Reading: Romans 1: 1-7

Verse 1: “Paul, a servant of Jesus Christ, called to be an apostle and set apart for the gospel of God”.

Paul begins his letter to the Roman church by first identifying himself as a “servant of Jesus Christ”. Pause for a moment and consider what that word really means – servant. In Paul’s time a servant was totally subservient to the master. As such, their whole life was wrapped up in doing things for the master. They would go where told, would do whatever they were told to do. Their own will, desires, wants, thoughts, feelings were rarely considered. Paul sought to be a servant of Jesus Christ.

Today titles are important.

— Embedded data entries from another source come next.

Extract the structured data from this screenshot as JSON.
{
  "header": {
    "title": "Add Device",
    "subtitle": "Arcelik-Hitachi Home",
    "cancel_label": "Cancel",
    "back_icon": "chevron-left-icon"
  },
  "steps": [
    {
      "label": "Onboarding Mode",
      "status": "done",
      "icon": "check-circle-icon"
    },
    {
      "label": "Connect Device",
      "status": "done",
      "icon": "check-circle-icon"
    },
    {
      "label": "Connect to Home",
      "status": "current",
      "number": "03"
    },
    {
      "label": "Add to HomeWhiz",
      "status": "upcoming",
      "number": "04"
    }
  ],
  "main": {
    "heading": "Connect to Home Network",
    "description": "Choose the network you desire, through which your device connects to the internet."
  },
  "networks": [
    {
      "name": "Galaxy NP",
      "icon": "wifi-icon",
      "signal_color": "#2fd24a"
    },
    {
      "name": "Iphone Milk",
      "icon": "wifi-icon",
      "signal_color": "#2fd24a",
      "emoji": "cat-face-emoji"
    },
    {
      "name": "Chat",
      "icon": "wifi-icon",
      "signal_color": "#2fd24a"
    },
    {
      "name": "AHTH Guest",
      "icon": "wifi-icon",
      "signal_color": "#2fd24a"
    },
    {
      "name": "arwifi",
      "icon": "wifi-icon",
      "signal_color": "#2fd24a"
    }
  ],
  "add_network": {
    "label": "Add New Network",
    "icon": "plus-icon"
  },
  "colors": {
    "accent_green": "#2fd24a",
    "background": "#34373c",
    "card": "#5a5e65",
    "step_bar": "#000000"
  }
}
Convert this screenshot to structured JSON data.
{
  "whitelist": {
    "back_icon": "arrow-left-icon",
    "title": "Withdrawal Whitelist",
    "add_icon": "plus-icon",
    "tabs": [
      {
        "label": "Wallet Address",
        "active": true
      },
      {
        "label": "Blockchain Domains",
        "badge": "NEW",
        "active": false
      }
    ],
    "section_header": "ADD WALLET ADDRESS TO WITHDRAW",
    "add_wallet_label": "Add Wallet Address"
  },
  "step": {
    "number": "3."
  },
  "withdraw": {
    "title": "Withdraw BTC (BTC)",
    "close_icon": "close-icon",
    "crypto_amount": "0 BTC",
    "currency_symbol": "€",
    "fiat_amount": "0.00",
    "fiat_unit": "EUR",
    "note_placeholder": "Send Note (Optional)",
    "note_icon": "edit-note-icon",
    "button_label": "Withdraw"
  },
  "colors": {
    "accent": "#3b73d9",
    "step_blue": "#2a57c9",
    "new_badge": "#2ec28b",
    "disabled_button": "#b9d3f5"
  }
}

Back in Paul’s day family names and birth places were important – Jesus of Nazareth, the sons of Zebedee… These adjectives described someone. Today we are first identified by our occupation. Meeting someone new, the first question is usually ‘What do you do’? When asked, I tell people that I am a Methodist pastor. Our own self-identity is very much wrapped up in what we do. So imagine, for a moment, the reactions and responses I would get if I answered as Paul did, telling others that I am a servant of Jesus Christ. You too can imagine the responses that this answer would draw.

As followers of Jesus Christ we are supposed to be servants of our Lord and King. Jesus himself came to be a humble servant and called us to follow his example. Because we do not first self-identity as a servant of Jesus Christ, there are two truths we must wrestle with. These truths are at the core of why we do not identify this way. Perhaps we are unwilling to really assume this role. We are reluctant to make all of our desires and all of our will subservient to Christ. We are OK with “most”. The second truth is the reality that would come with claiming such a title. To say we are a servant of Jesus implies quite a commitment. In the Advent series at our church we have been talking about what it would mean to be an “altogether Christian”. Such a person is a servant of Jesus Christ. Paul is making a high claim in his title of “servant”. Are we willing to do the same?

Prayer: God, the journey has been one of committing more and more to you and to doing your will. Even then, though, I know I am just “mostly” committed. Help me to move closer to “all in”, closer to loving and serving you with my whole heart, soul, mind, and strength. May it be so. Lord, may it be so. Amen.